Dear Gammon Alum and Friends,
I hope you are doing well.
I write this letter to you with a heavy heart for two primary reasons:
Reason 1: I am saddened to announce the death on February 20, 2019 of Minister Dwight Helton, a first year Master of Divinity Gammon Theological Seminary Student. I participated in his funeral service at Wesley Chapel United Methodist Church in McDonough, Georgia on Saturday, March 2, 2019. Minister Helton left us too soon, he was only 33 years old. I first met Minister Helton before the beginning of Fall Semester 2018 in my office to discuss his future and the wonderful possibilities within theological education. Minister Helton informed me he grew up and received the call to ministry in Wesley Chapel UMC, a church community where many of his pastors were distinguished graduates of Gammon Theological Seminary. After he graduated from Morehouse College, he worked for a few years as a teacher for Teach For America in New Orleans, Louisiana. It was during that season he realized his life experiences had prepared him to pursue graduate theological education, and he chose Gammon Theological Seminary at the Interdenominational Theological Center to pursue his dream. Dwight was young, gifted, and extremely talented. I ask for your prayers for the communities impacted by Dwight’s sudden physical death. As Christians, we believe loss, however painful the loss, can ultimately lead to resurrection. It is trust in the resurrection that gives us comfort we will see Minister Helton again. May Dwight rest in peace.
Reason 2: As part of the Gammon Theological Seminary delegation, I attended the 2019 Special Session of the General Conference held February 23-26, 2019 in St. Louis, Missouri. During the recent Special General Conference, it became clear people from all sides feel a combination of confusion, frustration, and anger in relation to the topic of full inclusion of the LGBTQIA+ community into The United Methodist Church. Allow me to be clear, since 1883, Gammon Theological Seminary has been a leader within the Methodist tradition of including historically marginalized and underserved communities as full participants. I am glad to write the tradition of radical inclusion continues today, especially now during this season. I am fully aware of the diversity of beliefs within the Gammon community. I would offer to each of us, Jesus makes room at the table for everyone. Gammon Theological Seminary will continue to make room for all of God’s people.
Conclusion: The Season of Lent draws closely upon us with revelations of various forms of sacrifice, fasting, and self-denial. As Christians, we sometimes reluctantly learn we cannot/ should not/ and will not receive everything we want. I am convinced there is not a perfect religious community today, nor will there ever be on planet Earth. My hope is people from all sides of the LGBTQIA+ topic will prayerfully work together within The United Methodist Church. Remember the following: All of our days are numbered, and life is short. Love much, forgive often, and try to see sacredness in all of God’s creation.

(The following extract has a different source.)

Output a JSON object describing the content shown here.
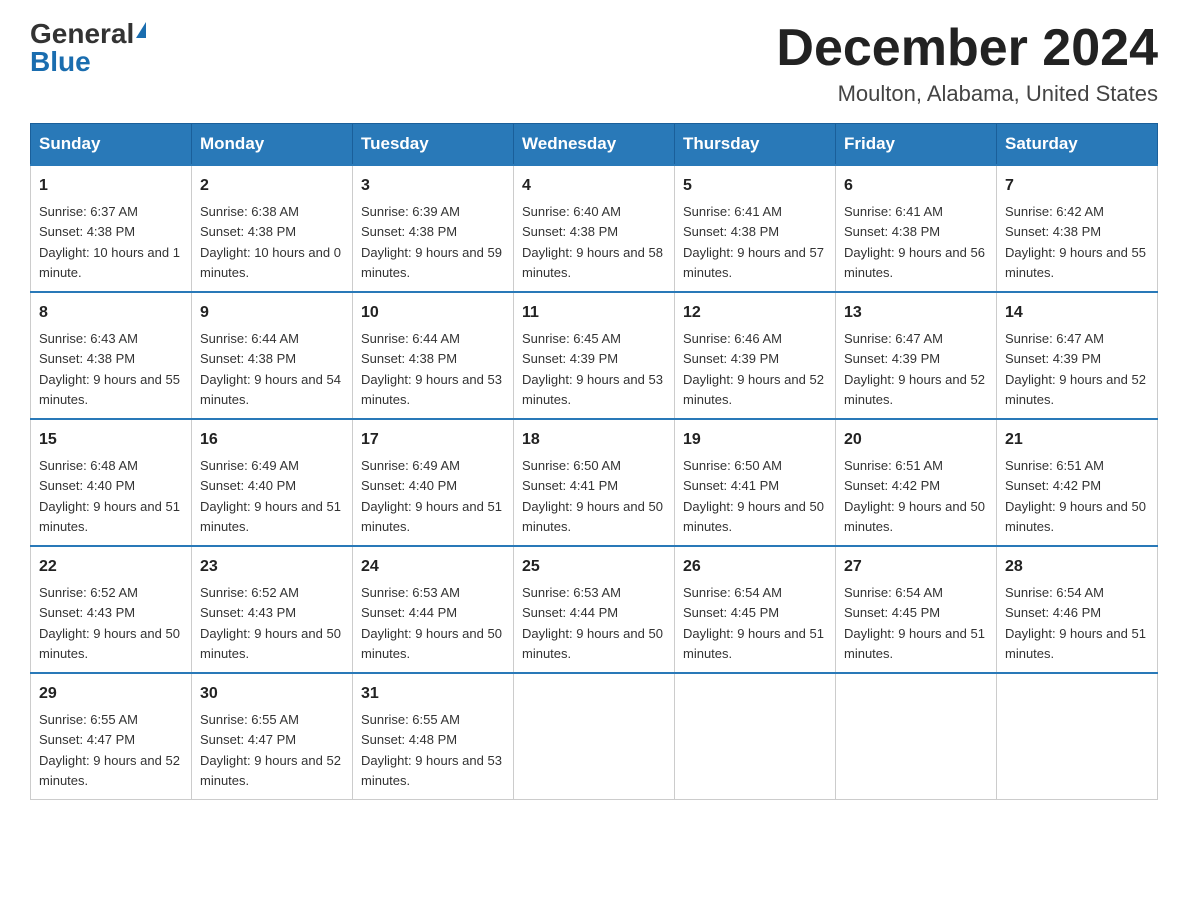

Grace and Peace,
Ken J. Walden, PhD
Gammon Theological Seminary
Rev. Ken Walden President-Dean, Gammon Theological Seminary